- _WHAT YOU SHOULD DO_
Search the records below for the word "Blog" and show every line where it occurs.

[Opening MATERIAL PROVIDED section]

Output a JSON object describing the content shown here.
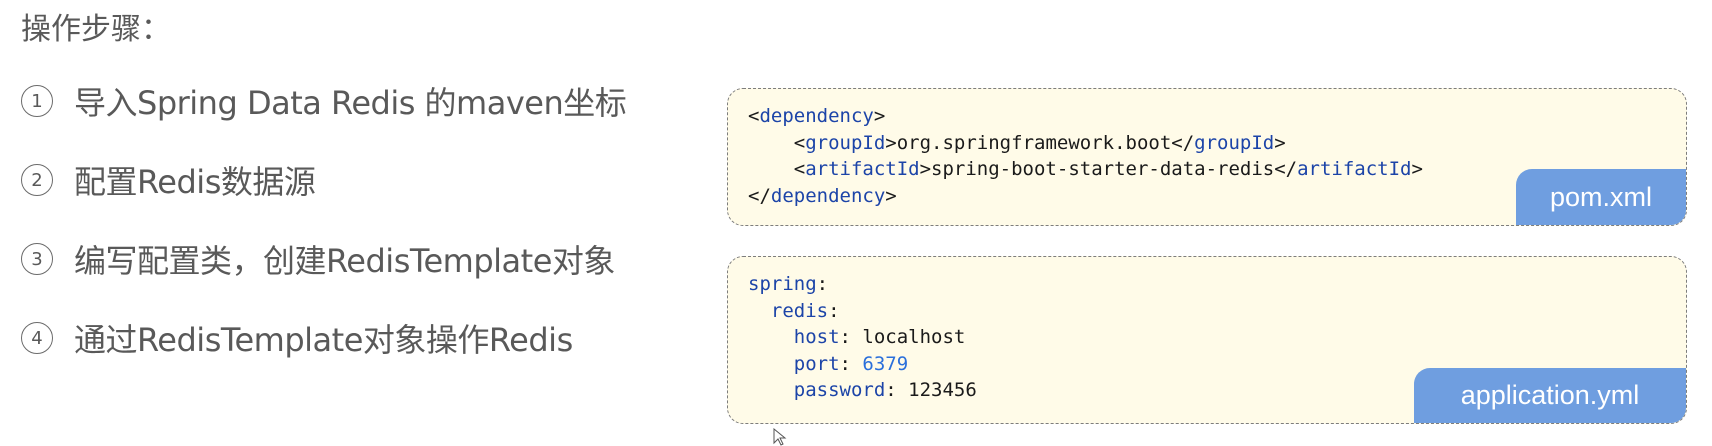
{
  "heading": "操作步骤：",
  "steps": [
    {
      "num": "1",
      "text": "导入Spring Data Redis 的maven坐标"
    },
    {
      "num": "2",
      "text": "配置Redis数据源"
    },
    {
      "num": "3",
      "text": "编写配置类，创建RedisTemplate对象"
    },
    {
      "num": "4",
      "text": "通过RedisTemplate对象操作Redis"
    }
  ],
  "pom": {
    "file_label": "pom.xml",
    "dependency_tag": "dependency",
    "groupId_tag": "groupId",
    "groupId_value": "org.springframework.boot",
    "artifactId_tag": "artifactId",
    "artifactId_value": "spring-boot-starter-data-redis"
  },
  "yml": {
    "file_label": "application.yml",
    "spring_key": "spring",
    "redis_key": "redis",
    "host_key": "host",
    "host_value": "localhost",
    "port_key": "port",
    "port_value": "6379",
    "password_key": "password",
    "password_value": "123456"
  },
  "colors": {
    "text_gray": "#595959",
    "code_bg": "#fffbe8",
    "xml_tag": "#1c44a8",
    "yaml_number": "#2a6fdb",
    "file_tab": "#6f9ee0"
  }
}
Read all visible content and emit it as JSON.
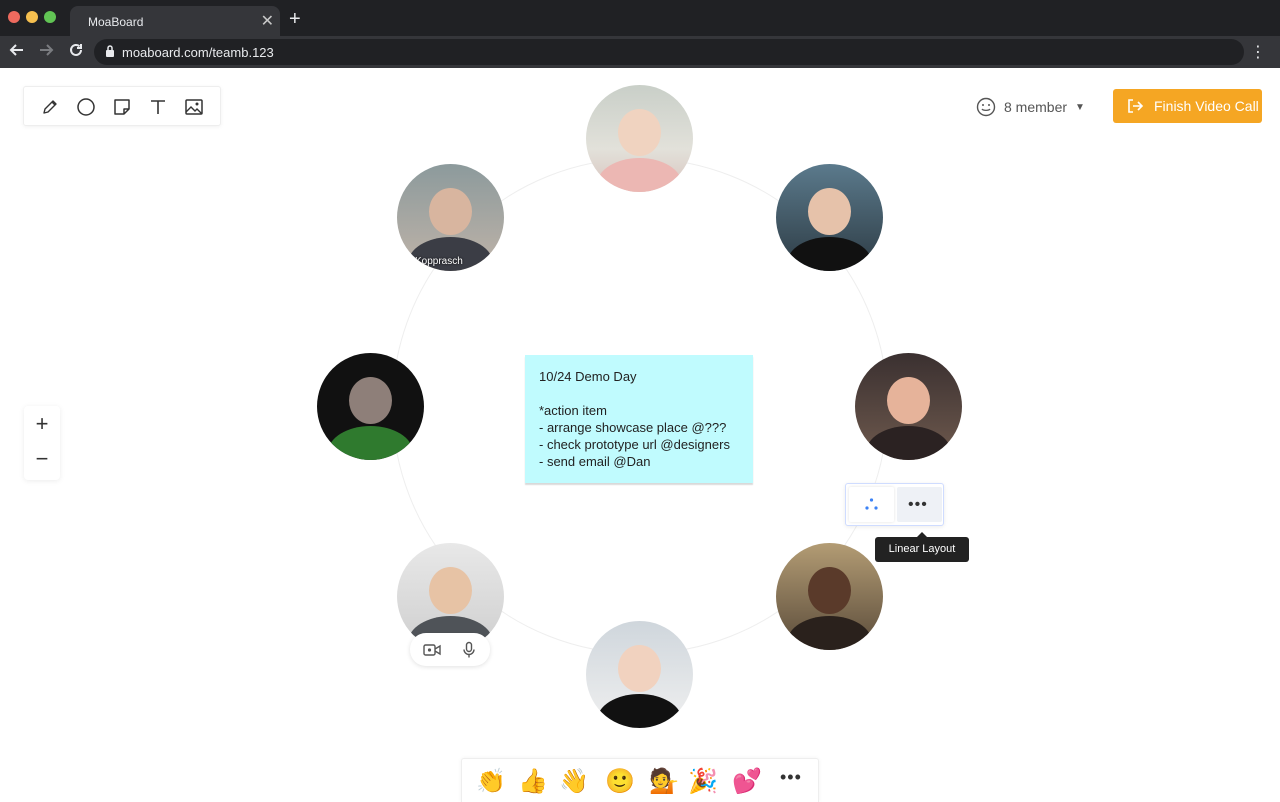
{
  "browser": {
    "tab_title": "MoaBoard",
    "tab_close": "✕",
    "new_tab": "+",
    "url": "moaboard.com/teamb.123",
    "menu": "⋮"
  },
  "toolbar": {
    "tools": [
      "pencil-icon",
      "circle-icon",
      "sticky-note-icon",
      "text-icon",
      "image-icon"
    ]
  },
  "header": {
    "members_label": "8 member",
    "finish_button": "Finish Video Call",
    "accent_color": "#f5a623"
  },
  "zoom": {
    "in_label": "+",
    "out_label": "−"
  },
  "participants": {
    "waving_name_tag": "Kopprasch"
  },
  "note": {
    "color": "#c0fbfe",
    "lines": [
      "10/24 Demo Day",
      "",
      "*action item",
      "- arrange showcase place @???",
      "- check prototype url @designers",
      "- send email @Dan"
    ]
  },
  "layout_popover": {
    "more_label": "•••",
    "tooltip": "Linear Layout"
  },
  "reactions": {
    "items": [
      "👏",
      "👍",
      "👋",
      "🙂",
      "💁",
      "🎉",
      "💕"
    ],
    "more_label": "•••"
  }
}
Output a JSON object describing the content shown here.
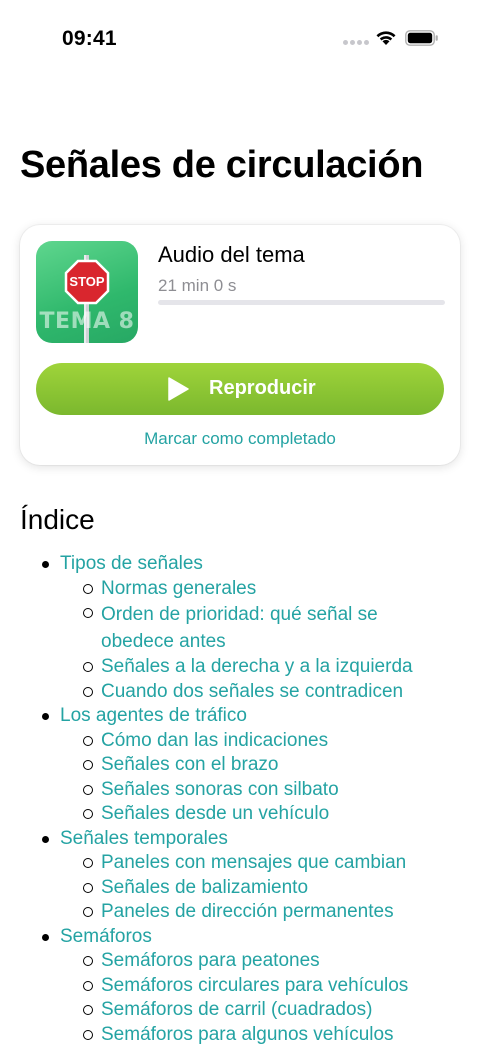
{
  "status": {
    "time": "09:41"
  },
  "page": {
    "title": "Señales de circulación"
  },
  "player": {
    "cover_label": "TEMA 8",
    "cover_sign_text": "STOP",
    "title": "Audio del tema",
    "duration": "21 min 0 s",
    "progress": 0,
    "play_label": "Reproducir",
    "mark_complete": "Marcar como completado",
    "accent": "#8bc53f",
    "link_color": "#24a3a3"
  },
  "index": {
    "heading": "Índice",
    "sections": [
      {
        "label": "Tipos de señales",
        "items": [
          "Normas generales",
          "Orden de prioridad: qué señal se obedece antes",
          "Señales a la derecha y a la izquierda",
          "Cuando dos señales se contradicen"
        ]
      },
      {
        "label": "Los agentes de tráfico",
        "items": [
          "Cómo dan las indicaciones",
          "Señales con el brazo",
          "Señales sonoras con silbato",
          "Señales desde un vehículo"
        ]
      },
      {
        "label": "Señales temporales",
        "items": [
          "Paneles con mensajes que cambian",
          "Señales de balizamiento",
          "Paneles de dirección permanentes"
        ]
      },
      {
        "label": "Semáforos",
        "items": [
          "Semáforos para peatones",
          "Semáforos circulares para vehículos",
          "Semáforos de carril (cuadrados)",
          "Semáforos para algunos vehículos"
        ]
      }
    ]
  }
}
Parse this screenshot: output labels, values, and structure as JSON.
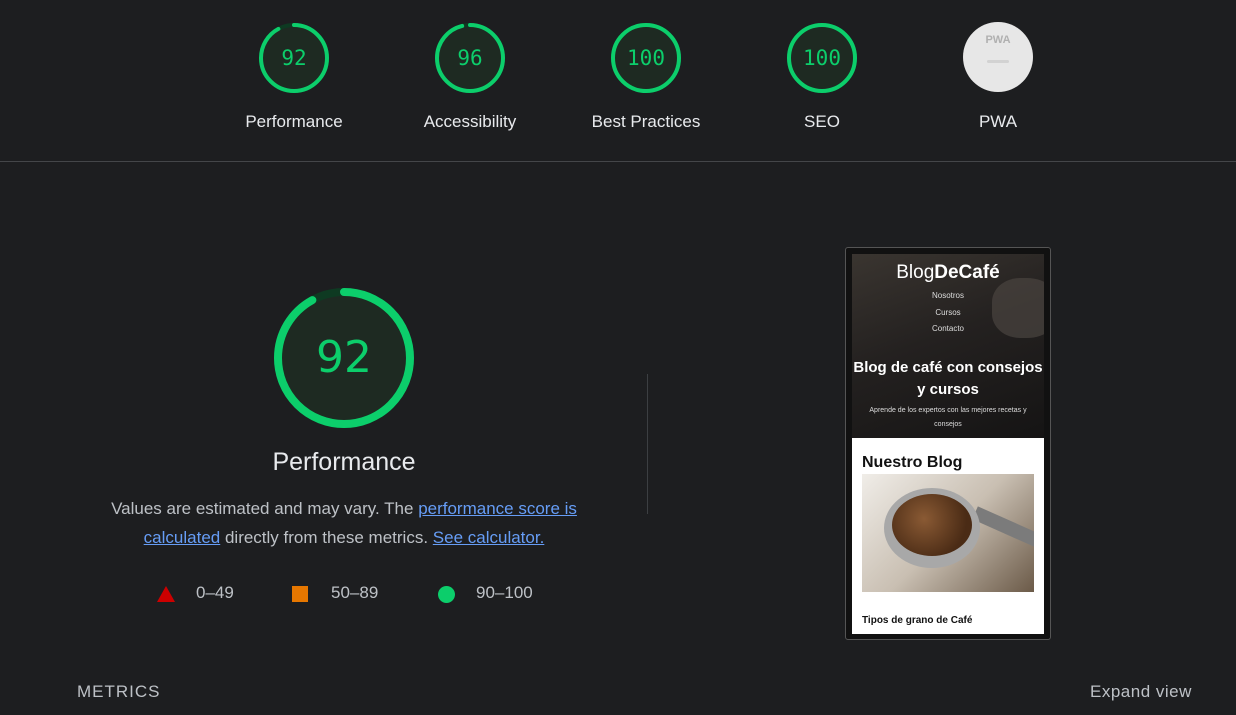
{
  "scores": [
    {
      "label": "Performance",
      "value": "92",
      "fraction": 0.92
    },
    {
      "label": "Accessibility",
      "value": "96",
      "fraction": 0.96
    },
    {
      "label": "Best Practices",
      "value": "100",
      "fraction": 1.0
    },
    {
      "label": "SEO",
      "value": "100",
      "fraction": 1.0
    }
  ],
  "pwa": {
    "label": "PWA",
    "badge_text": "PWA"
  },
  "main": {
    "score": "92",
    "score_fraction": 0.92,
    "title": "Performance",
    "desc_prefix": "Values are estimated and may vary. The ",
    "desc_link1": "performance score is calculated",
    "desc_middle": " directly from these metrics. ",
    "desc_link2": "See calculator."
  },
  "legend": {
    "fail": "0–49",
    "average": "50–89",
    "pass": "90–100"
  },
  "screenshot": {
    "brand_regular": "Blog",
    "brand_bold": "DeCafé",
    "nav": [
      "Nosotros",
      "Cursos",
      "Contacto"
    ],
    "hero_title": "Blog de café con consejos y cursos",
    "hero_subtitle": "Aprende de los expertos con las mejores recetas y consejos",
    "section_title": "Nuestro Blog",
    "card_title": "Tipos de grano de Café"
  },
  "footer": {
    "metrics_label": "METRICS",
    "expand_label": "Expand view"
  },
  "colors": {
    "pass": "#0cce6b",
    "average": "#e67700",
    "fail": "#cc0000",
    "link": "#669df6",
    "background": "#1d1e20"
  }
}
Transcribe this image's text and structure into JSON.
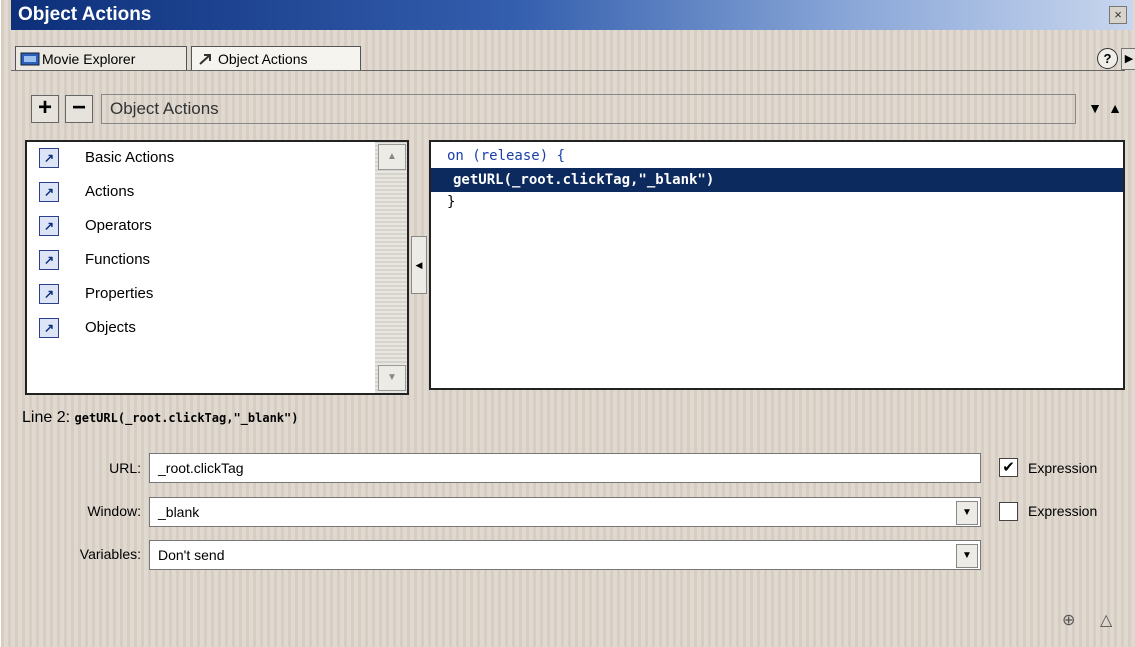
{
  "window": {
    "title": "Object Actions"
  },
  "tabs": [
    {
      "label": "Movie Explorer"
    },
    {
      "label": "Object Actions"
    }
  ],
  "toolbar": {
    "add_label": "+",
    "remove_label": "−",
    "dropdown_value": "Object Actions"
  },
  "categories": [
    {
      "label": "Basic Actions"
    },
    {
      "label": "Actions"
    },
    {
      "label": "Operators"
    },
    {
      "label": "Functions"
    },
    {
      "label": "Properties"
    },
    {
      "label": "Objects"
    }
  ],
  "script": {
    "line1_keyword": "on",
    "line1_rest": " (release) {",
    "line2": "getURL(_root.clickTag,\"_blank\")",
    "line3": "}"
  },
  "status": {
    "prefix": "Line 2:",
    "code": "getURL(_root.clickTag,\"_blank\")"
  },
  "params": {
    "url_label": "URL:",
    "url_value": "_root.clickTag",
    "url_expression_label": "Expression",
    "url_expression_checked": true,
    "window_label": "Window:",
    "window_value": "_blank",
    "window_expression_label": "Expression",
    "window_expression_checked": false,
    "variables_label": "Variables:",
    "variables_value": "Don't send"
  },
  "colors": {
    "titlebar_start": "#0d2f7a",
    "selection": "#0c2a5e",
    "keyword": "#1a3fa8"
  }
}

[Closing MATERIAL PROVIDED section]

- _THE COMPLETED TASK_
    "brand_regular": "Blog",
    "hero_title": "Blog de café con consejos y cursos",
    "section_title": "Nuestro Blog",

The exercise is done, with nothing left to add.